As I drove up to the Country Café in Scribner, I could see Ruth Ready standing in the gravel parking lot ready to greet me. I was prepared for an informative conversation about farming and plant genetics. We definitely covered those topics, but I also walked away with a reminder for how difficult the life of a farmer can be and a new respect for those that work hard to produce our food every day.
Ruth and her husband, Sid farm near Scribner, NE. They grow corn, soybeans and alfalfa. In addition to working on the farm, they are also involved in multiple activities and jobs outside of farming. Ruth’s husband teaches advanced biology at the high school and Ruth volunteers at the church, helps run the drama department at the high school, works at the local hardware store and has been a volunteer for CommonGround Nebraska the last 2 years.
Ruth is the youngest of 6 kids and was born and raised near Scribner. Her father was a farmer that was active on the farm his whole life, so farming and working hard run in the family. Like her other brothers and sisters, Ruth attended college at the University of Nebraska-Lincoln where she met Sid. When Ruth told me she graduated from UNL with a degree in agronomy and range management, I had to stop and ask her what “range management” was. She smiled and said that it was basically learning everything there is to know about grasses and pastures and environmental impact. We discussed everything from biotech to Pokémon and how technology is changing the way farmers today can produce more with less.
Plant breeding is something that Ruth knows and understands a lot about, so I wanted to pick her brain about this issue and share with her questions I’ve received about GMOs. Below is a graphic showing the amount of research and time is required to get a GMO seed approved for market.
Here is my brief Q & A with her about this subject:
Ruth, in layman’s terms, what is the difference between conventional plant breeding and genetic engineering?
“Well, we’ve been breeding plants for years.

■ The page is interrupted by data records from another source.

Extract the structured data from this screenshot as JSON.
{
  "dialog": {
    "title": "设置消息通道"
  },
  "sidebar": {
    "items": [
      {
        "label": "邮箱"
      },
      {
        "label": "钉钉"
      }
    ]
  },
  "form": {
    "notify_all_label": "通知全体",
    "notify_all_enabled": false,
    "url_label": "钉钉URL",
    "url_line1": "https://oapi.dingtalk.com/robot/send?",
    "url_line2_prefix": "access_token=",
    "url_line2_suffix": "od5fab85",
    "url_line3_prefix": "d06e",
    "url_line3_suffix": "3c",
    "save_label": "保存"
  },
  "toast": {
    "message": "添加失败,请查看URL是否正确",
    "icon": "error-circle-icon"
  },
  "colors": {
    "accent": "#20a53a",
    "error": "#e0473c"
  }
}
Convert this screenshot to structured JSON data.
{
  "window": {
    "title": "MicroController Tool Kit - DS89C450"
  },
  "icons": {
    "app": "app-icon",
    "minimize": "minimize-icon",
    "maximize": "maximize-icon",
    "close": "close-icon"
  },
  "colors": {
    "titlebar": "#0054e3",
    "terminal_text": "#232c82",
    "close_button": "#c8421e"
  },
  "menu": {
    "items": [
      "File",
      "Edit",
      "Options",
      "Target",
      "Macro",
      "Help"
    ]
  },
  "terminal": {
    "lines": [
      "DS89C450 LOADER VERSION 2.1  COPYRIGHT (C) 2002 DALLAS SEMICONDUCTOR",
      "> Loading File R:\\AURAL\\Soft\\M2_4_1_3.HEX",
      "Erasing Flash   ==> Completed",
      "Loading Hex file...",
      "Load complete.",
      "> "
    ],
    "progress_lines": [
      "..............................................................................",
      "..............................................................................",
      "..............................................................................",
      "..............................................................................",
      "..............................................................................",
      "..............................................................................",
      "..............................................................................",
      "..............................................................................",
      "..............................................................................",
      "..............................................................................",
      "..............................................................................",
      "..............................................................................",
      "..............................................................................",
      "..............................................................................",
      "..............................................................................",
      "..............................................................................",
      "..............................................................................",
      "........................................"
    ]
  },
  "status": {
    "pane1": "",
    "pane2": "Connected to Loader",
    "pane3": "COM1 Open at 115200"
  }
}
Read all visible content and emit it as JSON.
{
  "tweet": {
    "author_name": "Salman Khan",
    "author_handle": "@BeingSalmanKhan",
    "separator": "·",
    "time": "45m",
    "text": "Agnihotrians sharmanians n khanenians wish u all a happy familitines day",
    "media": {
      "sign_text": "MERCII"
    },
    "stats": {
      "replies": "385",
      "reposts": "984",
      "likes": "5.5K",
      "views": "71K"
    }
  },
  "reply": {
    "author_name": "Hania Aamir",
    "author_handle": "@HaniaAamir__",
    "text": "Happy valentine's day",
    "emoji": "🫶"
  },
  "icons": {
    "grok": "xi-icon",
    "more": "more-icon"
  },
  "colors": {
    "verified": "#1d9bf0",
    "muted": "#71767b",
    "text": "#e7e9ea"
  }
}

And everything is genetically modified in some sense. Genetic engineering is just a more precise method. Also, I don’t think people have realized how much plants have changed over time.”
Why do you think people are scared of genetic engineering?
“Well, agriculture is a science and people fear what they can’t understand.”
I know several folks who are concerned about using genes from outside species to produce GMOs. Do you think that’s a valid concern?
“Genes are made of proteins. At the end of the day, those proteins are still ATCG, which are the nucleotides that build DNA. The method to get the product is different but we’re still using the same exact building blocks.”
She used playing with Legos as an example. “You can build with different Legos and make different structures, but you’re not changing the Legos themselves. It’s the same with proteins. Those proteins are used to build DNA, so it doesn’t really matter if they came from an outside species.”
What about pesticides? Do you think they’re overused?
“There are always going to be bad actors. But the majority of farmers would never, ever overuse or douse their fields with pesticides.”
“Because they are really expensive for one, and secondly, you certainly don’t have to use that much to get the results you need. For example, we practice no till farming. No till is another production method that helps reduce water use, it’s better for the environment, it can increase yield and it helps saves money. But no till requires the use of a herbicide. How that herbicide is used and applied is very specific and we follow the usage instructions very carefully.”
Ruth gave me a wonderful tour of her farm and also shared with me about the personal struggles her family has endured the last few years. In addition to dealing with the everyday struggles on the farm, Ruth lost two of her daughters in a car accident back in 2007. Shortly after the car accident, their house also burned down. The loss of her daughters was incredibly difficult, but members of the community really supported them after the accident and through the loss and rebuilding of their home. Despite the hard work and heartache that Ruth and her husband have faced the last few years, they understand their business and how technology improves what they do.
Today we may use more advanced breeding methods and modern farming practices, but it doesn’t change the fact that we still need smart, hard-working farmers to overcome the challenges and demands of farm life.
Special thanks to Ruth Ready and CommonGround Nebraska for coordinating this interview.